For the Hatsu basho, he was Maegashira 16, but could not eek out a winning record, and was sent back to Juryo to fight his way back to the upper division. Ranked as Juryo 7, he was likely to face at least 2 tournaments before he could make a bid to return to the top division. But perhaps not.

As of day 10, Osunaarashi has an 8-2 record, and is tied for the Juryo yusho. He has been absolutely dominating his matches, and appears healthy, healed and strong. As Osunaarashi is a favorite of the sumo fans, and Tachiai as well, we are cheering him on and hope he can win back his place in Makuuchi.

Video below of Osunaarashi (Large sand storm) blasting Hidenoumi on day 10.

Goeido Withdraws From Haru


Goeido

As reported on the NSK official web site, Ozeki Goeido has withdrawn from the March tournament in Osaka. This development should surprise no one, as Goeido was recovering form orthopedic surgery, and had only practiced for four days prior to the start of the basho. Frankly, he was putting his health and future at risk by trying to compete.

As reported in the Japanese sumo press: “about five weeks of treatment with right leg joint lateral ligament injury”

It has been obvious over the past few days that Goeido could not put power to ground through his damaged and re-constructed ankle. Tachiai is grateful that Goeido decided to withdraw before anything horrific took place on the dohyo, and we hope to see him back in action once he is fully recovered.

Haru Day 5 Results


Hakuho-5

Hakuho Kyujo, Kisenosato Undefeated

The first act of Haru is complete. At this point all rikishi should be warmed up, on their sumo and in the optimum form. During the middle third of the basho is when we find out who will have a chance at yusho, and who is been competing hurt.

This big news from day 5 is that Hakuho withdrew from competition on day 5, citing an injury to the big toe of his right foot. This is the same foot that was the subject of surgery in September of 2016, and it’s re-injury is an ominous sign for the Boss’s long-term viability. It was clear that something was wrong form day 2, but like most rikishi, Hakuho was trying to continue in spite of the pain and discomfort. This gave Mitakeumi a fusen win.

The rest of the Yokozuna corps won their matches, with Ikioi putting in a nice effort against Kisenosato, who is looking amazingly untouchable.
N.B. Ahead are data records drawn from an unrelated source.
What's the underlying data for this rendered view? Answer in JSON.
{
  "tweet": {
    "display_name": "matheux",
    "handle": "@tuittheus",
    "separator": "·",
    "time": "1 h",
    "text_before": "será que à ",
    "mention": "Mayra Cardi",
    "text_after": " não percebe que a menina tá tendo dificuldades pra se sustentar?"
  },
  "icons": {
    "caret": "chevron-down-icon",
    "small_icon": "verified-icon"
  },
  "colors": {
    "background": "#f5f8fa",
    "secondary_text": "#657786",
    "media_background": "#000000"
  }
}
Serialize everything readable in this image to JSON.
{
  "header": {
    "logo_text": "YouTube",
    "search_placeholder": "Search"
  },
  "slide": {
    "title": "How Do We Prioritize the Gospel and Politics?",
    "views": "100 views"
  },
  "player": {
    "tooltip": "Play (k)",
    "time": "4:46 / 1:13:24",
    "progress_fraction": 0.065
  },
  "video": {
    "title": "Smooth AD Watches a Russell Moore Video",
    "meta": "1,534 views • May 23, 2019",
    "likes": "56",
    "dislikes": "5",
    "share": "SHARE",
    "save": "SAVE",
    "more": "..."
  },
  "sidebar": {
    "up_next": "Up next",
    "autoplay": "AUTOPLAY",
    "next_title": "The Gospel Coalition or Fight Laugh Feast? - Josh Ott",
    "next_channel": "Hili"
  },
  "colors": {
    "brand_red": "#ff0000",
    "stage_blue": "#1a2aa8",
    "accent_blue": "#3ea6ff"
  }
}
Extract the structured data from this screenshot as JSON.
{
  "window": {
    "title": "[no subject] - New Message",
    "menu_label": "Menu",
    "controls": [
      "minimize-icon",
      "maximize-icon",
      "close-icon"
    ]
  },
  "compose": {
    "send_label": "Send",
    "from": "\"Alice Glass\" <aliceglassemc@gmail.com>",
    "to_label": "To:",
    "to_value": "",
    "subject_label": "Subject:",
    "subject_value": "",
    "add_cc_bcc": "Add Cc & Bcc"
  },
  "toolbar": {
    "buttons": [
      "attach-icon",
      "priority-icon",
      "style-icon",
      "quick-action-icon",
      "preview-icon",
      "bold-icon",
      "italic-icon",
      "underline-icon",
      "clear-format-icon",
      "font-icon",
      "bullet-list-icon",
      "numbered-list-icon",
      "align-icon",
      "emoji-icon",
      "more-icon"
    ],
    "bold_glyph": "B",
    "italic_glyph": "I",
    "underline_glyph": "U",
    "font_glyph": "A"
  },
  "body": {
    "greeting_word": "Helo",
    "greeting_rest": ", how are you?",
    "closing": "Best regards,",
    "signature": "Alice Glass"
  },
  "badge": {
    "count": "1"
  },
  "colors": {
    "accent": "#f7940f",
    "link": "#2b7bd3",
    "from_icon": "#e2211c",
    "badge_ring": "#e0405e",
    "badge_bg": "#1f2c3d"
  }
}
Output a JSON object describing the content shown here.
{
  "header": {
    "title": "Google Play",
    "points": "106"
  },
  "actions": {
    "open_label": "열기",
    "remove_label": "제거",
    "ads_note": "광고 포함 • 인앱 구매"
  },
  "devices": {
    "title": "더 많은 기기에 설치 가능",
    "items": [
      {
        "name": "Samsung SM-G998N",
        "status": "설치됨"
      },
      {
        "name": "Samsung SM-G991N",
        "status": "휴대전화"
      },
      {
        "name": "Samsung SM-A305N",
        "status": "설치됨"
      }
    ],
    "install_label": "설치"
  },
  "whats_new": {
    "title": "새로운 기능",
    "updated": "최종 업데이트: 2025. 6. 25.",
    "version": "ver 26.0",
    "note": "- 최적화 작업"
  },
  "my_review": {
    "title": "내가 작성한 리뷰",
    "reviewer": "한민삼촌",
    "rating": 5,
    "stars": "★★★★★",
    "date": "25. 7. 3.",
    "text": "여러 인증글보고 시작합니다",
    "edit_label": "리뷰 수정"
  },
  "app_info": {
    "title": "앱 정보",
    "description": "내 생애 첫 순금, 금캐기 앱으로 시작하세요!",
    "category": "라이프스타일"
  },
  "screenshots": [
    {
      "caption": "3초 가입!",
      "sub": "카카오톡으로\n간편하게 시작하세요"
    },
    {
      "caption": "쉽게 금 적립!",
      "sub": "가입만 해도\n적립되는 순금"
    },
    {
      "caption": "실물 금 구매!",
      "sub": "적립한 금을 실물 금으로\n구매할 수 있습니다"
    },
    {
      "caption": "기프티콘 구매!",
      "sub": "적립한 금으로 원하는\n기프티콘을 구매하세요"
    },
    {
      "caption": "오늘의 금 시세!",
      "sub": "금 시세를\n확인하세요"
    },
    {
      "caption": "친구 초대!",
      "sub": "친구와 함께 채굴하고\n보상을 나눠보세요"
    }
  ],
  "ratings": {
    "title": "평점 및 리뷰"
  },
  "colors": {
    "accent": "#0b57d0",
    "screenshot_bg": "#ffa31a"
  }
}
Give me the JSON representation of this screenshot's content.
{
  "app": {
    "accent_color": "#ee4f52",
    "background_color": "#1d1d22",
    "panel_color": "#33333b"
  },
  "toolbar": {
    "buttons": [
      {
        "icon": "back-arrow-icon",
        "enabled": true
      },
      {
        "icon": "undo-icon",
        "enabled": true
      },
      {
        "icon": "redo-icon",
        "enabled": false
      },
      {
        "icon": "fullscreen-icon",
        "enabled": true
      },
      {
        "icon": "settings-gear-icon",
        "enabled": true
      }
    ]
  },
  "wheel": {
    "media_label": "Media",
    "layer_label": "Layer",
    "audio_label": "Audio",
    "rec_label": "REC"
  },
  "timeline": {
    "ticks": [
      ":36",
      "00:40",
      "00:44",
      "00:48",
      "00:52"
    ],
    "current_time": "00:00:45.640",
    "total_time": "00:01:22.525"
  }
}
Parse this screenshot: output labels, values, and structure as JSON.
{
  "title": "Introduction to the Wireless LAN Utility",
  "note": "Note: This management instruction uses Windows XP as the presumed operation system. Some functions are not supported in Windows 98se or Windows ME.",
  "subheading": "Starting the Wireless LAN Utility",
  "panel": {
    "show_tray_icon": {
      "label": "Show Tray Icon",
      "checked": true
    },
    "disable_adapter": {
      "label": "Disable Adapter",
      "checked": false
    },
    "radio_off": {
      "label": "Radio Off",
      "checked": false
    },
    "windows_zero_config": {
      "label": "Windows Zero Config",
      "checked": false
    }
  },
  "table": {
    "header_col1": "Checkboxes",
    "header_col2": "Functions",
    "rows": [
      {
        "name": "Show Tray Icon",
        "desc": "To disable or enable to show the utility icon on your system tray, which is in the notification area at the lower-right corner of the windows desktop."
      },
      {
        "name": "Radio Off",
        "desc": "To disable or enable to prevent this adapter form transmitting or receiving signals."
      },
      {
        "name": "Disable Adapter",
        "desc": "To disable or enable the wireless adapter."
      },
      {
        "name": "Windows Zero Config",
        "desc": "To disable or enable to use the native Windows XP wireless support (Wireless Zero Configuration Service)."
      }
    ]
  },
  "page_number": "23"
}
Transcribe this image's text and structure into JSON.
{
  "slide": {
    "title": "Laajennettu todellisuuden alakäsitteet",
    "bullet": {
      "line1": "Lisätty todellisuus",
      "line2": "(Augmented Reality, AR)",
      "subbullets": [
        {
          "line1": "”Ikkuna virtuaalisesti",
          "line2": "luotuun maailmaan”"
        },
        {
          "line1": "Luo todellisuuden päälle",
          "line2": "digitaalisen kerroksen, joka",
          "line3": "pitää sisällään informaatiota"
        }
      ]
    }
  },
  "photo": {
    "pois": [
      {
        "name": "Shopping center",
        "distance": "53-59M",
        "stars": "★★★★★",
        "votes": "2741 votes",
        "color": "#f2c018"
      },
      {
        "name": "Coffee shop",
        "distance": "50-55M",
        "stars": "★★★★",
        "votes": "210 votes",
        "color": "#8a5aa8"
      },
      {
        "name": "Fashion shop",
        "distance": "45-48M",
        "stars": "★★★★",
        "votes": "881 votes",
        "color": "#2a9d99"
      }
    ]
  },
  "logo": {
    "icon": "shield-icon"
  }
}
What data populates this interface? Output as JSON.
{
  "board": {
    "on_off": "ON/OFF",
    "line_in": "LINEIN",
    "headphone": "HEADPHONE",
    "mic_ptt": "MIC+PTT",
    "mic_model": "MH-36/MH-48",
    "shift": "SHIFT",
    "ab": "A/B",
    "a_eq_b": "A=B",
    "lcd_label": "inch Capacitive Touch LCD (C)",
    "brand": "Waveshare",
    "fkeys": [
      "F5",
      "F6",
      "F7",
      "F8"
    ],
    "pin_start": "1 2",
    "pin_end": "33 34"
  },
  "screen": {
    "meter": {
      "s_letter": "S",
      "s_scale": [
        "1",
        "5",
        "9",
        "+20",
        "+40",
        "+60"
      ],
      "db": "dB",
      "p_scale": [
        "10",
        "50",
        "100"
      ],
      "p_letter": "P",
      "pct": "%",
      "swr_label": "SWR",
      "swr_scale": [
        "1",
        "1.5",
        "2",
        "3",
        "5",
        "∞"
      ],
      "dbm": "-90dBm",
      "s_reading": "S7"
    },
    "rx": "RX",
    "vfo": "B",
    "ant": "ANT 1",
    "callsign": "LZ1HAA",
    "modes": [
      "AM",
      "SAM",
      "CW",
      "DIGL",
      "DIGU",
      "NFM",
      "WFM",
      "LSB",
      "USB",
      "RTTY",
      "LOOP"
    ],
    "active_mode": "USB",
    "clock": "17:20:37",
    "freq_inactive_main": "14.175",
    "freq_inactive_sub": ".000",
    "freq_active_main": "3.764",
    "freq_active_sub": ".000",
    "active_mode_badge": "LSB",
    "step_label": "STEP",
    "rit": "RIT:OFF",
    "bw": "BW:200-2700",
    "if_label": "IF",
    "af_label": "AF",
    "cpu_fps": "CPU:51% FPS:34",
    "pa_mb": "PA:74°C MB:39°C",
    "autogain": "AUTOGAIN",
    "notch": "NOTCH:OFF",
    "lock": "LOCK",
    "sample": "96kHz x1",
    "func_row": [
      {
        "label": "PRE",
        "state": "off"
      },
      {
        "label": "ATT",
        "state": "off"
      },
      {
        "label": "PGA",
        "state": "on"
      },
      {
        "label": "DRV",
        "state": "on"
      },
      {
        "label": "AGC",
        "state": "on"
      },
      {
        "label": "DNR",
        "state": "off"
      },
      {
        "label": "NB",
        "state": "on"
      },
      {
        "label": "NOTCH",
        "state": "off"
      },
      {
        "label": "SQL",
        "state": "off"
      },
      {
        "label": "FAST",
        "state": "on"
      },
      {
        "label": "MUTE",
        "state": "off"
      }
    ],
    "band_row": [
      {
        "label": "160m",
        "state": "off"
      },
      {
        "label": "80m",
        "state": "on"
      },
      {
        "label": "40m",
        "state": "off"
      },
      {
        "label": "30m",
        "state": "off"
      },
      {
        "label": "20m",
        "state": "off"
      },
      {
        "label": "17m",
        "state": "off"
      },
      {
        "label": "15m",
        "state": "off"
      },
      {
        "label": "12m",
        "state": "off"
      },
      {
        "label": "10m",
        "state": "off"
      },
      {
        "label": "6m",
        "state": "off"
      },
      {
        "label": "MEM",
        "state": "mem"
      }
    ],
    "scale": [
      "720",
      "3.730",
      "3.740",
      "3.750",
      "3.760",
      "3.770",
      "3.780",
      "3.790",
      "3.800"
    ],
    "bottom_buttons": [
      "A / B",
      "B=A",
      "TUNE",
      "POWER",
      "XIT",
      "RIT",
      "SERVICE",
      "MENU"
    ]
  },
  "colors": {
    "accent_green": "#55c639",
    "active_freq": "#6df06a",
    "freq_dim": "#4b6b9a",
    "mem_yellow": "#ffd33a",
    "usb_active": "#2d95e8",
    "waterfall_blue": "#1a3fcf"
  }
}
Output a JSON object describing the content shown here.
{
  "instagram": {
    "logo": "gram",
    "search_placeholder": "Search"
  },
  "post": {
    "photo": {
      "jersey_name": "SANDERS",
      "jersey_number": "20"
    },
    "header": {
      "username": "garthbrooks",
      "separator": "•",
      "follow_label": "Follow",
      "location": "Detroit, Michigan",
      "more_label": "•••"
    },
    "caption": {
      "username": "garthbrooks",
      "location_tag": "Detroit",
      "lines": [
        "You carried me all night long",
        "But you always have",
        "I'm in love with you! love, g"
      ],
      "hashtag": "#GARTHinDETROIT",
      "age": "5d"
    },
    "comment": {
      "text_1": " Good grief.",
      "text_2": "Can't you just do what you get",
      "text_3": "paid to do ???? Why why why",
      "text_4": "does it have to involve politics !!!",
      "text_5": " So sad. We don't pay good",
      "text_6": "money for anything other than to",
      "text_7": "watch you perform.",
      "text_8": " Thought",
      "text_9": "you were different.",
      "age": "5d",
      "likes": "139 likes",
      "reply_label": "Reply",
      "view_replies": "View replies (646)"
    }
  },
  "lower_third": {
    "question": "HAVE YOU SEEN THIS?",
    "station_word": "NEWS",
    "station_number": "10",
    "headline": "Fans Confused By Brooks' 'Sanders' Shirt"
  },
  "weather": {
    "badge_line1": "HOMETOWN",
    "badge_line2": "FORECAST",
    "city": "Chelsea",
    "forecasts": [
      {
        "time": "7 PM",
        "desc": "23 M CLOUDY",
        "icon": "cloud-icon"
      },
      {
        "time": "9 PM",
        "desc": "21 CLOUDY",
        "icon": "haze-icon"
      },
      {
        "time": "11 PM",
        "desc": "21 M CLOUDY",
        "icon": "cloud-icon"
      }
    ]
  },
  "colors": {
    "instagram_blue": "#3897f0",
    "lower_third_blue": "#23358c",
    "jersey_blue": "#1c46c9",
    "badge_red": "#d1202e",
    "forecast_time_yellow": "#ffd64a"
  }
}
The same cannot be said for Goeido who is on the Kadoban express after Takekaze dropped him.

Shodai offered little against Takayasu, who has clearly benefited from the non-stop “fight club” with Kisenosato since January. Both Tagonoura rikishi are unbeaten, and every match is smooth, confident, strong and in-control. Then there is Terunofuji, who is fighting like he really means it this time. We have not seen this aspect of him in a while. His matches are like some vengeful hero turned loose to reclaim his stolen valor.

The Kotoshogiku revival train missed a stop today, when Tamawashi was able to resist the one good leg power attack. It’s possible that now we have entered the middle act of Haru, everyone is warmed up, they have been watching the tapes, and they know how to circumvent Kotoshogiku’s modified attack forms.

Takarafuji will not be stopped, at least not any time soon. This is the best performance from Harumafuji’s stable mate that I can recall watching, and he is certainly cleaning up against any and all opponents. The same can be said about Tochiozan, who has had a string of lack-luster tournaments. Today Tochiozan dealt Chiyoshoma his first loss, and looked very much in control for the brief time the match lasted.

Endo handily defeated Ichinojo, who has been on a hot streak since the first of the year. Endo had Ichinojo’s excess height and weight to overcome, but his skill and technique carried the day. Endo has a lot of promise still, but his consistency has suffered greatly.

If you want to watch two rikishi really go after each other today, catch the Daieisho win over Takakeisho.

Late word from the NSK seems to indicate that we will see Kaisei return in the next few days, hopefully in working order and ready for battle. Readers will recall that his injury came in a practice bout with Hakuho, who is now himself out with injury.